--- WORK ORDER ---
Every entry is to be restated exactly; pictures are not part of the copy.

--- EXTRACTED ENTRIES ---
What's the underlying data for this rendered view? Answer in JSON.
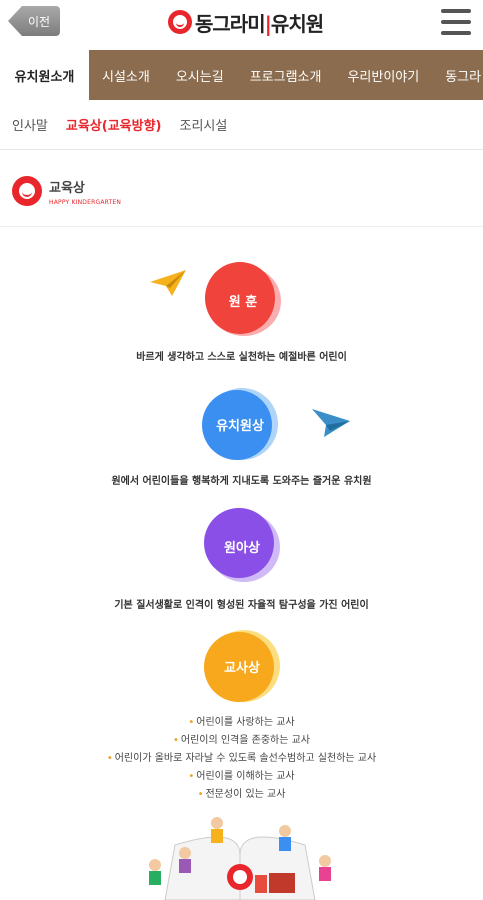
{
  "header": {
    "back_label": "이전",
    "logo_text_a": "동그라미",
    "logo_text_b": "유치원"
  },
  "main_nav": [
    {
      "label": "유치원소개",
      "active": true
    },
    {
      "label": "시설소개",
      "active": false
    },
    {
      "label": "오시는길",
      "active": false
    },
    {
      "label": "프로그램소개",
      "active": false
    },
    {
      "label": "우리반이야기",
      "active": false
    },
    {
      "label": "동그라",
      "active": false
    }
  ],
  "sub_nav": [
    {
      "label": "인사말",
      "active": false
    },
    {
      "label": "교육상(교육방향)",
      "active": true
    },
    {
      "label": "조리시설",
      "active": false
    }
  ],
  "section": {
    "title": "교육상",
    "subtitle": "HAPPY KINDERGARTEN"
  },
  "items": [
    {
      "label": "원 훈",
      "desc": "바르게 생각하고 스스로 실천하는 예절바른 어린이",
      "color": "#f0433b"
    },
    {
      "label": "유치원상",
      "desc": "원에서 어린이들을 행복하게 지내도록 도와주는 즐거운 유치원",
      "color": "#3a8ff0"
    },
    {
      "label": "원아상",
      "desc": "기본 질서생활로 인격이 형성된 자율적 탐구성을 가진 어린이",
      "color": "#8a4fe6"
    },
    {
      "label": "교사상",
      "color": "#f8a81c"
    }
  ],
  "teacher_points": [
    "어린이를 사랑하는 교사",
    "어린이의 인격을 존중하는 교사",
    "어린이가 올바로 자라날 수 있도록 솔선수범하고 실천하는 교사",
    "어린이를 이해하는 교사",
    "전문성이 있는 교사"
  ],
  "colors": {
    "brand_red": "#e8262b",
    "nav_brown": "#8b6c4e",
    "plane_yellow": "#f5b21c",
    "plane_blue": "#3a8fc8"
  }
}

--- ANSWER TO THIS PROBLEM ---
What's the underlying data for this rendered view? Answer in JSON.
{
  "header": {
    "back_label": "이전",
    "logo_text_a": "동그라미",
    "logo_text_b": "유치원"
  },
  "main_nav": [
    {
      "label": "유치원소개",
      "active": true
    },
    {
      "label": "시설소개",
      "active": false
    },
    {
      "label": "오시는길",
      "active": false
    },
    {
      "label": "프로그램소개",
      "active": false
    },
    {
      "label": "우리반이야기",
      "active": false
    },
    {
      "label": "동그라",
      "active": false
    }
  ],
  "sub_nav": [
    {
      "label": "인사말",
      "active": false
    },
    {
      "label": "교육상(교육방향)",
      "active": true
    },
    {
      "label": "조리시설",
      "active": false
    }
  ],
  "section": {
    "title": "교육상",
    "subtitle": "HAPPY KINDERGARTEN"
  },
  "items": [
    {
      "label": "원 훈",
      "desc": "바르게 생각하고 스스로 실천하는 예절바른 어린이",
      "color": "#f0433b"
    },
    {
      "label": "유치원상",
      "desc": "원에서 어린이들을 행복하게 지내도록 도와주는 즐거운 유치원",
      "color": "#3a8ff0"
    },
    {
      "label": "원아상",
      "desc": "기본 질서생활로 인격이 형성된 자율적 탐구성을 가진 어린이",
      "color": "#8a4fe6"
    },
    {
      "label": "교사상",
      "color": "#f8a81c"
    }
  ],
  "teacher_points": [
    "어린이를 사랑하는 교사",
    "어린이의 인격을 존중하는 교사",
    "어린이가 올바로 자라날 수 있도록 솔선수범하고 실천하는 교사",
    "어린이를 이해하는 교사",
    "전문성이 있는 교사"
  ],
  "colors": {
    "brand_red": "#e8262b",
    "nav_brown": "#8b6c4e",
    "plane_yellow": "#f5b21c",
    "plane_blue": "#3a8fc8"
  }
}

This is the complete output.